Buddhism follows a different conceptual framework from the Abrahamic religions, Judaism, Christianity and Islam. As a result, many of the ideas and definitions found in Buddhism differ from those found in other religions. The monotheistic idea of sin found in the Abrahamic religions is a foreign concept to the Buddhist belief system.

Monotheism and Sin

Sin is defined by the Merriam-Webster Dictionary as both a “transgression of the law of God,” and as “an action that is or is felt to be highly reprehensible." There is no creator God in the teachings of Buddha, and therefore the Abrahamic concept of sin as a transgression against God, as something to be punished or forgiven for by God does not exist. However, Buddhism does discuss what has been translated as wrong or evil deeds, and so the concept of sin as outlined in the second definition does exist in Buddhism.

Evil Deeds

According to the website BuddhaSasana, Buddhists consider sin to be “unskillful or unwholesome action,” which leads to the downfall of man.
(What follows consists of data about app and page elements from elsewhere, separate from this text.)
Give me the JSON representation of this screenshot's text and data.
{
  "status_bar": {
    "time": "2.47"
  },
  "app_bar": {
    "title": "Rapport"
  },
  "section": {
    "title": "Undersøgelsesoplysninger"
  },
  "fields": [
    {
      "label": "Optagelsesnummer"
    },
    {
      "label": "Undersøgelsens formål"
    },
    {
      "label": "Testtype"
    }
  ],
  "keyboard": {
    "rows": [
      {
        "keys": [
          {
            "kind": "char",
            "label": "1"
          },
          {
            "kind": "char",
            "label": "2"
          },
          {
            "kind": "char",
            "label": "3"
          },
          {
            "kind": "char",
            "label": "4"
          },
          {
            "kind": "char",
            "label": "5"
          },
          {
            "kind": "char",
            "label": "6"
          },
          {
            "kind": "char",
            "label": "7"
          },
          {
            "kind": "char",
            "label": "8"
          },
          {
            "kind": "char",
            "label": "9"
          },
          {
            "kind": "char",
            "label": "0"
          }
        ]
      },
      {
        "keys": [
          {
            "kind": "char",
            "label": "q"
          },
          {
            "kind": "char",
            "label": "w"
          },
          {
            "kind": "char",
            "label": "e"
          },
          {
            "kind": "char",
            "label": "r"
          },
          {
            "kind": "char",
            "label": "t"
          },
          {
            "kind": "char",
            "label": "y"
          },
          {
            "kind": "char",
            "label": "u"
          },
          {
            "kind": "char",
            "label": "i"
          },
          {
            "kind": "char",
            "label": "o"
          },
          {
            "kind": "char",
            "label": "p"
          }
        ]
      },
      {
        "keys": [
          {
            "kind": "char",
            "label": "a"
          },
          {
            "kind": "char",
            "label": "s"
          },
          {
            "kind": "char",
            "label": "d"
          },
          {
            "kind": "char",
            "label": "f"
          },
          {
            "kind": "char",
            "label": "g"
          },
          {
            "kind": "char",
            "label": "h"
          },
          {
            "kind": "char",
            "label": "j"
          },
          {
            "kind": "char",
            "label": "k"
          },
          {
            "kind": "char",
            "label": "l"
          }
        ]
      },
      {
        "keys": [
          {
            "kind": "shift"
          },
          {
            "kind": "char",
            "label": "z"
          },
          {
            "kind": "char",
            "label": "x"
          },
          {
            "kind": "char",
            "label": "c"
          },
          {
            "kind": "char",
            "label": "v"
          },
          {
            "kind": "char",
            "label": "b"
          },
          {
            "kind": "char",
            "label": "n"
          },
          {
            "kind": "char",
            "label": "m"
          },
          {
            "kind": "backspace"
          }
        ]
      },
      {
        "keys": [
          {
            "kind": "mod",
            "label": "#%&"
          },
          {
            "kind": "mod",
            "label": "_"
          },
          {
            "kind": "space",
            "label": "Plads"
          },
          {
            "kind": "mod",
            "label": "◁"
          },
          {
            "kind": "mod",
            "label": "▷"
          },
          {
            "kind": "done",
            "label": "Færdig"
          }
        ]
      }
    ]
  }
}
The evil-doer is seen as ignorant, and the Buddha’s teachings were designed to help lift his students above ignorance, so that they could live a good life. Buddhists believe that evil deeds come from evil thoughts and that the consequence of evil deeds and thoughts are misery for the evil-doer as well as for those he harms.
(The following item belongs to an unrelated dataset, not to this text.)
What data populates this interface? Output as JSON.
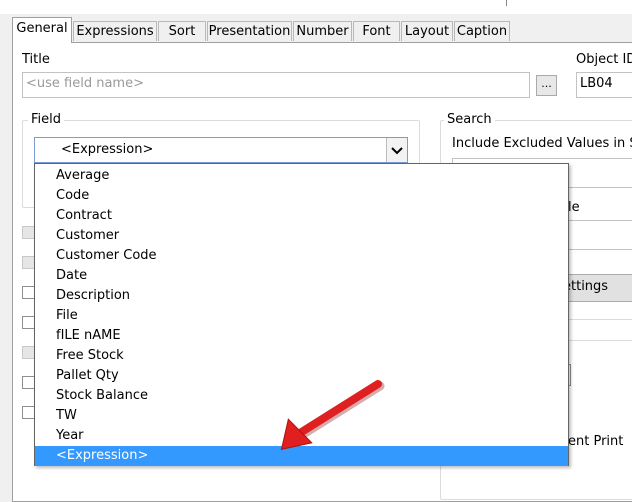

Good Deeds

Whereas Buddhists believe bad deeds bring misery to the doer as well as to others, good deeds can bring happiness to everyone involved. The Dhammapada, one of the core scriptures containing the teachings of the Buddha, says in regards to those who do good, “Happiness will always follow him like his shadow that never leaves him."

Belief in Change
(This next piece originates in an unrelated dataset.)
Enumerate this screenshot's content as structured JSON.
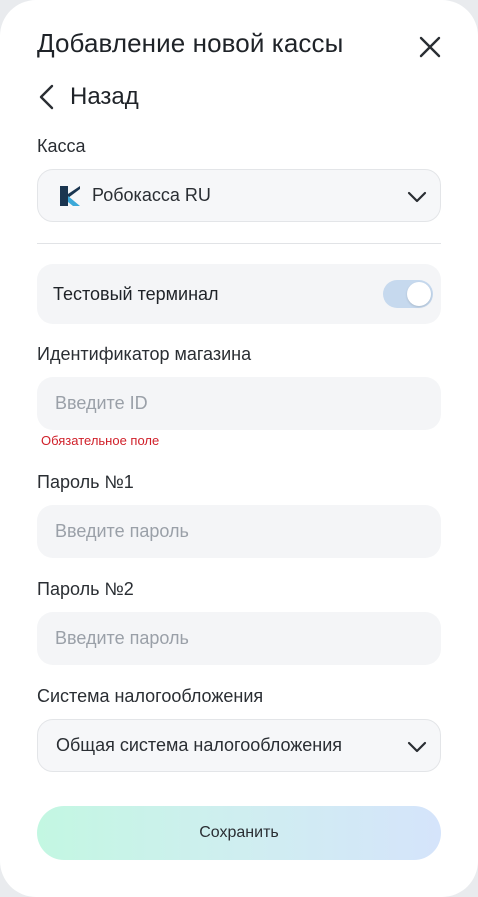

An important concept in Buddhism is the constantly changing nature of the world, including all those who inhabit it. Buddhists believe that those who perform evil deeds, although they will have to bear the consequences, can change their behavior and follow the right path. This can be accomplished by leaving behind ignorance and awakening to the wisdom of the Buddha’s teachings.